» **TASK TO COMPLETE**:
Search the entries for the word "this" and report each line that has it.

» **MATERIAL PROVIDED**:
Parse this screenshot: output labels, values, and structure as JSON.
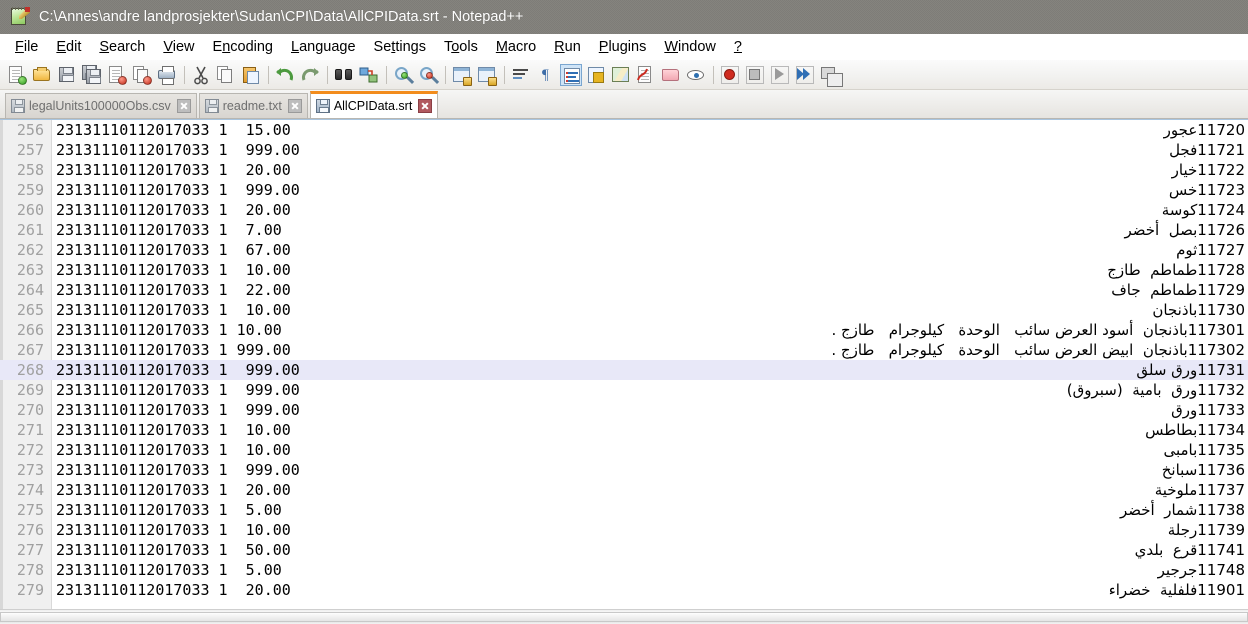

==

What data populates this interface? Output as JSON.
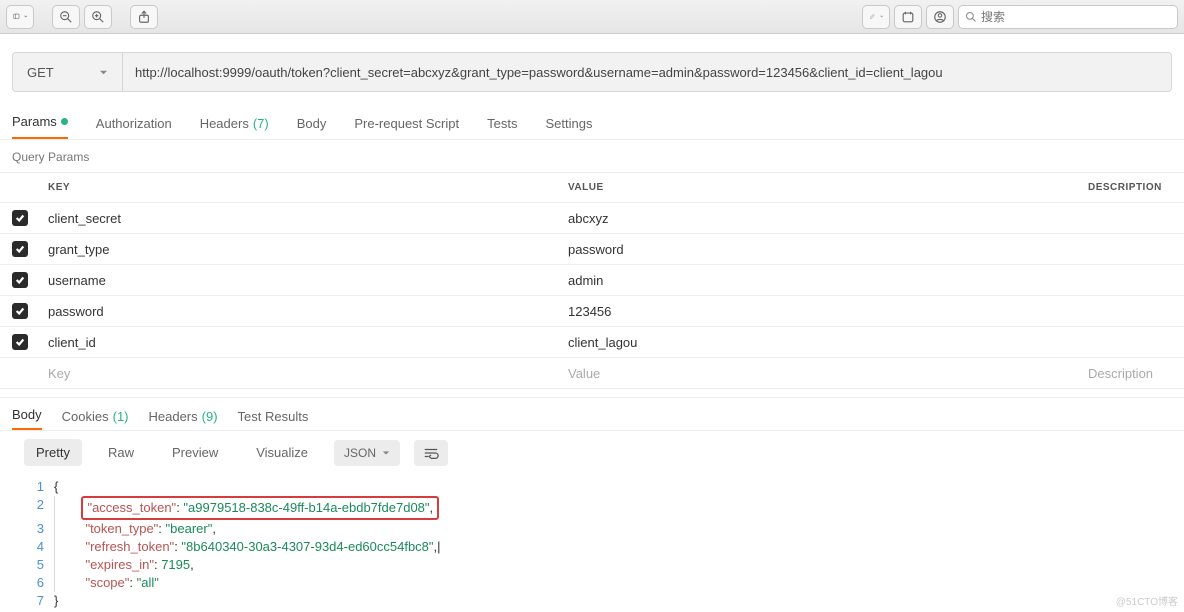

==

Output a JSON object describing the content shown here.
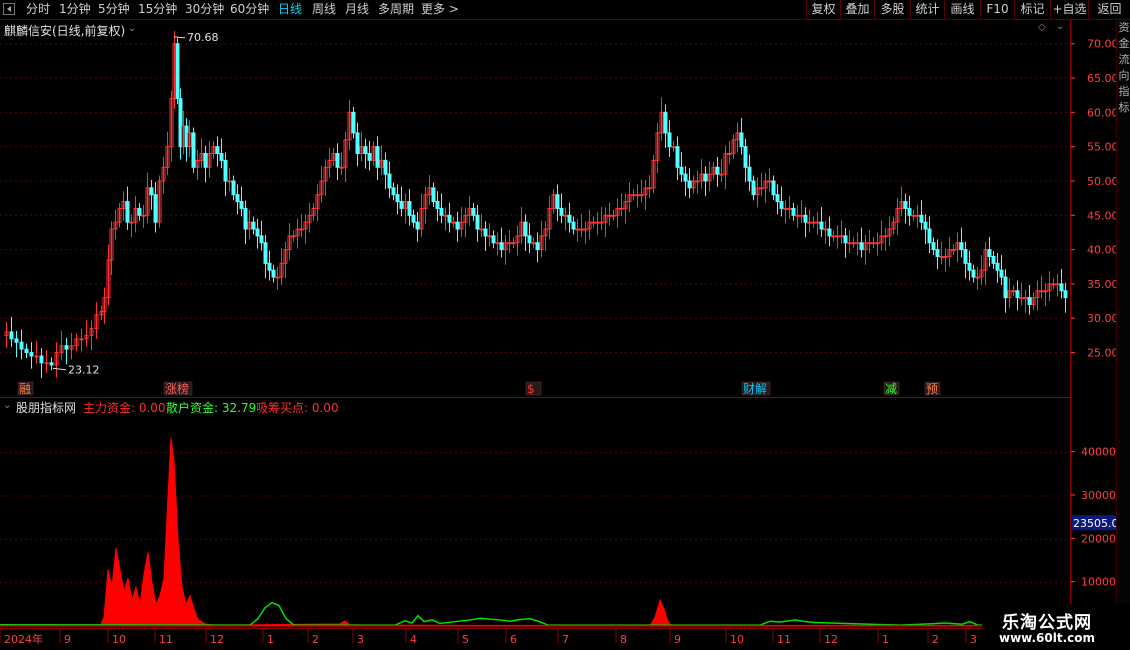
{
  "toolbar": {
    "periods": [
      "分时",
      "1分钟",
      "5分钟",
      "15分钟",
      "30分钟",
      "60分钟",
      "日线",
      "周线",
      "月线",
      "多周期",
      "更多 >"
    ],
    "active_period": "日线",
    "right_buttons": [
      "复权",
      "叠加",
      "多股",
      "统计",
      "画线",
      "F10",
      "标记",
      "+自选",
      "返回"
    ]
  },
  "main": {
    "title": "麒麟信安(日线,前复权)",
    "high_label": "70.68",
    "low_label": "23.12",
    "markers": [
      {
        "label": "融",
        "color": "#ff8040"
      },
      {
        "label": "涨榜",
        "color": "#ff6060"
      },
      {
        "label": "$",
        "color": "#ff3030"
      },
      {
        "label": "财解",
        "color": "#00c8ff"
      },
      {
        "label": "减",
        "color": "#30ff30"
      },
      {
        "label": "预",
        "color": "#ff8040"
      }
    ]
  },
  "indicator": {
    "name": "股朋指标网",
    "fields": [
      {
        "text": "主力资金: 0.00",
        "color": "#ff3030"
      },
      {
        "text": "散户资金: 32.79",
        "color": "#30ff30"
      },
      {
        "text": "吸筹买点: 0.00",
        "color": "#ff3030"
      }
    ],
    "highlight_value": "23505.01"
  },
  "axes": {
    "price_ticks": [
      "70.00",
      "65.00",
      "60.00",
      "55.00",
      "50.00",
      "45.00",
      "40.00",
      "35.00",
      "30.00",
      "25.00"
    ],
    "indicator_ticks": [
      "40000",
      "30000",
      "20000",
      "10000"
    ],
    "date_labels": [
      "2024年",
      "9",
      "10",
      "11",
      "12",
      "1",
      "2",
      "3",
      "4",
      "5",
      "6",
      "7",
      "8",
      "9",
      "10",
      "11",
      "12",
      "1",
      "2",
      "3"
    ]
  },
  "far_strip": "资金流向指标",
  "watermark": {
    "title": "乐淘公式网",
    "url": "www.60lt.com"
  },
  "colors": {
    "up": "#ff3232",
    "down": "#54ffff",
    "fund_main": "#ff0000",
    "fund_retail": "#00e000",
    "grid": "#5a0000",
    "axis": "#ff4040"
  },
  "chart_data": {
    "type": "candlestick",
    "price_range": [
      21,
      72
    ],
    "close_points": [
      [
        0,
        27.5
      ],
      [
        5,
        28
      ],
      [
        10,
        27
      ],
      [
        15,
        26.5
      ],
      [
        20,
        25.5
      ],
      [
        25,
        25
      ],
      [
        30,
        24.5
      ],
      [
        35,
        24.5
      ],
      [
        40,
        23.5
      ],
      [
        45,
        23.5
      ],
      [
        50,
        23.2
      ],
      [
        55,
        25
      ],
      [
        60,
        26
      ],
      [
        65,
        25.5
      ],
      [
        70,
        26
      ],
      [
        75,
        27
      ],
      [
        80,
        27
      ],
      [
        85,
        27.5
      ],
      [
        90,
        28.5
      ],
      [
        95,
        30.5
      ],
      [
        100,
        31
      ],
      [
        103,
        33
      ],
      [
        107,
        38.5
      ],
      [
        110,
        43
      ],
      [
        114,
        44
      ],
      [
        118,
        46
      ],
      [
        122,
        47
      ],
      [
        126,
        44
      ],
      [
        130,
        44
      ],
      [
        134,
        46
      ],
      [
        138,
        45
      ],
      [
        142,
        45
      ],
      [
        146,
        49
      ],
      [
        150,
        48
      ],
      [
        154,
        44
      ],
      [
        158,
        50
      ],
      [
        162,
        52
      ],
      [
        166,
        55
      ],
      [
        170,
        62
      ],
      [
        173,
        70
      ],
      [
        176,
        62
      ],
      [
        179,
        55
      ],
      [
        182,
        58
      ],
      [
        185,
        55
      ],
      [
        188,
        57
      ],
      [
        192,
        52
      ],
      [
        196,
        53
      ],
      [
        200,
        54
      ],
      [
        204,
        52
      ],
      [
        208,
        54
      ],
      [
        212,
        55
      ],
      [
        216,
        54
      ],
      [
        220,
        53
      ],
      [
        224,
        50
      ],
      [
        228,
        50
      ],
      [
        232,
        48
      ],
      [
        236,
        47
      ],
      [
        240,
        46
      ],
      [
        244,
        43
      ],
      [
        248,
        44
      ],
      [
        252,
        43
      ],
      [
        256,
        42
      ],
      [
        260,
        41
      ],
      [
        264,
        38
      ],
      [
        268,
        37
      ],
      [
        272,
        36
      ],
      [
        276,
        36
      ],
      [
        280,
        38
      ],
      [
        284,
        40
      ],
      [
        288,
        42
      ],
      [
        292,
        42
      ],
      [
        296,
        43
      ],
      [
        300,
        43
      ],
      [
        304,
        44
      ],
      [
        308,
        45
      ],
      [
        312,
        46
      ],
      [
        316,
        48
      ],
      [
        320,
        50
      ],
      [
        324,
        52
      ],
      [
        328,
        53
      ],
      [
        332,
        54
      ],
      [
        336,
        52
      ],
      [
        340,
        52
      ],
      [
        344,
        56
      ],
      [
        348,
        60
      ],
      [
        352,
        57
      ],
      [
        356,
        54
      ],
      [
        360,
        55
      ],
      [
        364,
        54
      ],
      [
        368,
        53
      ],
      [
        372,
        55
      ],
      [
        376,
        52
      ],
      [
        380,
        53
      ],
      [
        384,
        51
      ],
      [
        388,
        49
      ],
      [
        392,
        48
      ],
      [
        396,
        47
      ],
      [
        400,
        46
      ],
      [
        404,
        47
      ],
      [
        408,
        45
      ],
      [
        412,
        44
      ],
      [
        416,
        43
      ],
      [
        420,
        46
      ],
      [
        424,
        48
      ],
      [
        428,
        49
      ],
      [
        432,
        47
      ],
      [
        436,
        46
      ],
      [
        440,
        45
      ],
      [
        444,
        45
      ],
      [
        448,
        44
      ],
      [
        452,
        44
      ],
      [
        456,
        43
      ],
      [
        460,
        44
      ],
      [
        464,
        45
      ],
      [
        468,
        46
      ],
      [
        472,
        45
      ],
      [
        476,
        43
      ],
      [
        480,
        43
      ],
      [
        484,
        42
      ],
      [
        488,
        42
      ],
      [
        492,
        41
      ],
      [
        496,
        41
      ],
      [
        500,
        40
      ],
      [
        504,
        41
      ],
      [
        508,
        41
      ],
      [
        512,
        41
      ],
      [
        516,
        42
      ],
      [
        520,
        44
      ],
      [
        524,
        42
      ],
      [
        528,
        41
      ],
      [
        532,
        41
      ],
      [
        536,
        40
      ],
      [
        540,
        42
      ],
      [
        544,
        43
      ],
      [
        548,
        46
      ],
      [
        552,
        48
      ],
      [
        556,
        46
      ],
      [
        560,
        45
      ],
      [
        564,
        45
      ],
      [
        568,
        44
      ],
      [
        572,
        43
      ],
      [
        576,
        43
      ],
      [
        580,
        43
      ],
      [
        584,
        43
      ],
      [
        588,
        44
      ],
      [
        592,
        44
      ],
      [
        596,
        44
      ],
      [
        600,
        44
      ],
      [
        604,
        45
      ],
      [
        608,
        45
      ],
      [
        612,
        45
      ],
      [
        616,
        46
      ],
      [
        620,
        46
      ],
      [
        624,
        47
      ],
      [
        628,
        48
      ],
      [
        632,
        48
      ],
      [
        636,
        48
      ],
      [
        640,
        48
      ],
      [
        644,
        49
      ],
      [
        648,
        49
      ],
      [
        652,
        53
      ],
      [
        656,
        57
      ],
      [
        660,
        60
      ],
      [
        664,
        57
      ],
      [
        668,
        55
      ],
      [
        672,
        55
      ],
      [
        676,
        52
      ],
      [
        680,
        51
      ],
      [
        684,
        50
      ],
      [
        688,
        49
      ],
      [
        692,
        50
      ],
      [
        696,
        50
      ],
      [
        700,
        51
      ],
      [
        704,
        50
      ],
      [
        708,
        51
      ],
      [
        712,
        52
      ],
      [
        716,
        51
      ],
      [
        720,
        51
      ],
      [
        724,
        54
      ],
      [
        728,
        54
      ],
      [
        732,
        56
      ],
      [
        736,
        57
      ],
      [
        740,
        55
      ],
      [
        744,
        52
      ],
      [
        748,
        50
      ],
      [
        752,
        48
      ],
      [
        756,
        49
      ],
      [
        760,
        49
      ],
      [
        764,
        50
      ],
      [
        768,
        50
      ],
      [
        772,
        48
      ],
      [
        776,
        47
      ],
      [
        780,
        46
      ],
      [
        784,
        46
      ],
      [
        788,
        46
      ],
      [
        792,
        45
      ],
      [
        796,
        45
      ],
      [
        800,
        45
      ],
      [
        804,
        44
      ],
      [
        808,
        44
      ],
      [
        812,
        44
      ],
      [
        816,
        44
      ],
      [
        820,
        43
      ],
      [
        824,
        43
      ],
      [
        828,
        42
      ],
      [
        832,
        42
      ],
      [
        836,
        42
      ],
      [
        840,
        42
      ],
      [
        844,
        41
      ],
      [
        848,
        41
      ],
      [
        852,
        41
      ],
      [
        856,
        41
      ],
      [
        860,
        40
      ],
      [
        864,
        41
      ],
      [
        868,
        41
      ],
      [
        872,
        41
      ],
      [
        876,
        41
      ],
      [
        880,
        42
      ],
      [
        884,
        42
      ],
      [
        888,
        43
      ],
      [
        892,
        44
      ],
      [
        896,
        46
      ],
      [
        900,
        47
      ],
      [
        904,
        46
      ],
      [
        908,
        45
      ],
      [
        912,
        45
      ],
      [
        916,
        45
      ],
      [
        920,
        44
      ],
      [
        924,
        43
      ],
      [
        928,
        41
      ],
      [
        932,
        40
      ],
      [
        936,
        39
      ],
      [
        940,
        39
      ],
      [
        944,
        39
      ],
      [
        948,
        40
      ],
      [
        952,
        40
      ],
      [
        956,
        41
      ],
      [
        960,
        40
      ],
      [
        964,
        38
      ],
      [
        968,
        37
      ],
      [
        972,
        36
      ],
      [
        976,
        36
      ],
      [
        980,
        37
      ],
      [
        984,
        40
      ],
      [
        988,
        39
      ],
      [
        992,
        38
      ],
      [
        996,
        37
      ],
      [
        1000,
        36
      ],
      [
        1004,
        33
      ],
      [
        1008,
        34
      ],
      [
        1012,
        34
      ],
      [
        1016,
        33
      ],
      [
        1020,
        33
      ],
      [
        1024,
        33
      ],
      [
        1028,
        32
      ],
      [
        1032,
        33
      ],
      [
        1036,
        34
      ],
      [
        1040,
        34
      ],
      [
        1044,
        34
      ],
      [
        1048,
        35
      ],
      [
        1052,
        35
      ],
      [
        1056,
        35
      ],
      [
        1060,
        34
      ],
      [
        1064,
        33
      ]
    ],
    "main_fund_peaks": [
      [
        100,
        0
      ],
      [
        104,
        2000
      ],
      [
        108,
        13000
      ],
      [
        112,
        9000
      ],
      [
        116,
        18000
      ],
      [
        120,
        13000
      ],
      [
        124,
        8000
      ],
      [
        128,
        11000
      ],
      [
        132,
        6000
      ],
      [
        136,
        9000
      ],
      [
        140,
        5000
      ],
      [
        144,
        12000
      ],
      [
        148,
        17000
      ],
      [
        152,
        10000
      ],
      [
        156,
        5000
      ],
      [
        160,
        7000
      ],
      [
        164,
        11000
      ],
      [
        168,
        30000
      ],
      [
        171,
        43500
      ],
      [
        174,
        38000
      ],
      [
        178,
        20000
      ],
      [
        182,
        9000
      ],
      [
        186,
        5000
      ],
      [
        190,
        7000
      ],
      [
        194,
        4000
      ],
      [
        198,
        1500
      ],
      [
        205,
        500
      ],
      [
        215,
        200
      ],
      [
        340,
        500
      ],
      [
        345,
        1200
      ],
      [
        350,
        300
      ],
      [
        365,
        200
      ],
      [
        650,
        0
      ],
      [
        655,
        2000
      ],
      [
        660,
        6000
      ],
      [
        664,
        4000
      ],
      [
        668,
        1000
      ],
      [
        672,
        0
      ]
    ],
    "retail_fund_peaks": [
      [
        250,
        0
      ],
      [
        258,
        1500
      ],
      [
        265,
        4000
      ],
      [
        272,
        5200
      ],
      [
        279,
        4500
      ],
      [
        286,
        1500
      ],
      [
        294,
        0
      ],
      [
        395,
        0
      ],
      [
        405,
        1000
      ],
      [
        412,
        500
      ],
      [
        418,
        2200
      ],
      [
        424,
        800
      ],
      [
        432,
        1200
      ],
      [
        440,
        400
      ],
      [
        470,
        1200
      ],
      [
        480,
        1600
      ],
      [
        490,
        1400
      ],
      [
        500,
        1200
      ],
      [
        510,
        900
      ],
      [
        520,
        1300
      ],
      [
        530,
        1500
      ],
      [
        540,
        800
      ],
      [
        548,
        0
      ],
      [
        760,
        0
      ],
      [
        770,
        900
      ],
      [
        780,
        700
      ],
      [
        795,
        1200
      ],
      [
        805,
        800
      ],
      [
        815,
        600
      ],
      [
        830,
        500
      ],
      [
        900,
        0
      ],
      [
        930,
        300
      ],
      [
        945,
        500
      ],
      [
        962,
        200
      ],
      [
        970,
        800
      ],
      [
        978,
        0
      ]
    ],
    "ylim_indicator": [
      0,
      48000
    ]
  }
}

» **TASK RESPONSE**:
Parse this screenshot: output labels, values, and structure as JSON.
What data populates this interface? Output as JSON.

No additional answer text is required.